● **Records to use**:

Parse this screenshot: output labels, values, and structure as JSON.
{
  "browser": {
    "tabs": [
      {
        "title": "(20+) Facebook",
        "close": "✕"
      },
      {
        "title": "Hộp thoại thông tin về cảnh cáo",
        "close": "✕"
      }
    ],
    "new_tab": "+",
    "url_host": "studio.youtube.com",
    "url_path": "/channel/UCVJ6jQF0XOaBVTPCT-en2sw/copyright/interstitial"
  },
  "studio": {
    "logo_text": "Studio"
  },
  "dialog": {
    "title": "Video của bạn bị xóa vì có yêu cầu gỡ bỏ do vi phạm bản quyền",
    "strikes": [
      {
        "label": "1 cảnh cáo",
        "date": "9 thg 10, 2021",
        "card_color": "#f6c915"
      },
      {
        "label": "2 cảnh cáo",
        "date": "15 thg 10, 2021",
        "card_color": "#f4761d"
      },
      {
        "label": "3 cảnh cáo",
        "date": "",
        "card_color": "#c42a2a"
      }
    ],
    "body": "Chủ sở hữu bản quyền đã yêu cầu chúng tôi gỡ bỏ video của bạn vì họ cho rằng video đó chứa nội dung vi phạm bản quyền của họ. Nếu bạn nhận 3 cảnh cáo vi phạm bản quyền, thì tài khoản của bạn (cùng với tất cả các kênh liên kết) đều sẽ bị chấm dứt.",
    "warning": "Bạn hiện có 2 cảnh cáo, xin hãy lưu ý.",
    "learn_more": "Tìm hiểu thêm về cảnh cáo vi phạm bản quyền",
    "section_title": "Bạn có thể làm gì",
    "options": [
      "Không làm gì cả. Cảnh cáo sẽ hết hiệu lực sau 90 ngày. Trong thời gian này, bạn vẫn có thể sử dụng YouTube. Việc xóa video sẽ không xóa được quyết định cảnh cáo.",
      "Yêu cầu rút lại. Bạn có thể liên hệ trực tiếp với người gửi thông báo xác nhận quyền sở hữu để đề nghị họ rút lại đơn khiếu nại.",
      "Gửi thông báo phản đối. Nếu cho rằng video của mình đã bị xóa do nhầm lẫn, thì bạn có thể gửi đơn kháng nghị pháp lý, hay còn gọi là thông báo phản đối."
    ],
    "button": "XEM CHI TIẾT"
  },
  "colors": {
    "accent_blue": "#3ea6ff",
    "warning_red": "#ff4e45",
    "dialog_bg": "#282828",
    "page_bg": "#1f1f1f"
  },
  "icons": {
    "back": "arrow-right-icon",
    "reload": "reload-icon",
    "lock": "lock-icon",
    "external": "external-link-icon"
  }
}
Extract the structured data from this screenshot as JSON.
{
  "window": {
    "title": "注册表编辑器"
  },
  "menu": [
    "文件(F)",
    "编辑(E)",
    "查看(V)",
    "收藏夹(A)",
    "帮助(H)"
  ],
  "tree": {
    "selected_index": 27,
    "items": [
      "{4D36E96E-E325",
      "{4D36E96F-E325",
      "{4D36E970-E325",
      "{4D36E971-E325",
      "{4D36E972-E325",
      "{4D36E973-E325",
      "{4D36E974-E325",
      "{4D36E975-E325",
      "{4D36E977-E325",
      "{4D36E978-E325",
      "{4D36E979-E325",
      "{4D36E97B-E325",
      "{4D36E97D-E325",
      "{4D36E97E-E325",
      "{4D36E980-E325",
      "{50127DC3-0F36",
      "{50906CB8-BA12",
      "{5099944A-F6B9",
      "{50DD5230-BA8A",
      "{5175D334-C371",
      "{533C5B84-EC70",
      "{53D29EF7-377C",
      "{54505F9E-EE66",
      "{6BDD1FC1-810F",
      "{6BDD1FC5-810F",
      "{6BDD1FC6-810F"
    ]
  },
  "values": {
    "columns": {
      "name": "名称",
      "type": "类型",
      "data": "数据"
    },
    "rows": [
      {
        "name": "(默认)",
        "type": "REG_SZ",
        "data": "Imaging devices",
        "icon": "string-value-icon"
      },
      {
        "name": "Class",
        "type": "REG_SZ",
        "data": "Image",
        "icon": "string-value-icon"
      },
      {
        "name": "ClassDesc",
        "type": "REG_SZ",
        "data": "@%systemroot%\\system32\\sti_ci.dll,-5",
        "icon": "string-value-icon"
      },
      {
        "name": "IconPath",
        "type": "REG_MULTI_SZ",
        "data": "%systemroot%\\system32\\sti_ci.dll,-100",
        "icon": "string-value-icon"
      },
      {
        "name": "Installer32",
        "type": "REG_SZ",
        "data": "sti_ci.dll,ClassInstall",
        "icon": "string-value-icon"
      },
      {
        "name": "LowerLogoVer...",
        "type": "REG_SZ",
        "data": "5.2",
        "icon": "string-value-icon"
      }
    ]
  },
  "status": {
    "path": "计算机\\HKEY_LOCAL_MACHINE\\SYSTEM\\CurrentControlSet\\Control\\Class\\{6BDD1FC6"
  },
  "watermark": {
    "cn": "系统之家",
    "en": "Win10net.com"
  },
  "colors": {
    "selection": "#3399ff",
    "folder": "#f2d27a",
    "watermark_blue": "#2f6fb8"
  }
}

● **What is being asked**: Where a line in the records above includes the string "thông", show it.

● **Solved exercise**:
        "title": "Hộp thoại thông tin về cảnh cáo",
      "Yêu cầu rút lại. Bạn có thể liên hệ trực tiếp với người gửi thông báo xác nhận quyền sở hữu để đề nghị họ rút lại đơn khiếu nại.",
      "Gửi thông báo phản đối. Nếu cho rằng video của mình đã bị xóa do nhầm lẫn, thì bạn có thể gửi đơn kháng nghị pháp lý, hay còn gọi là thông báo phản đối."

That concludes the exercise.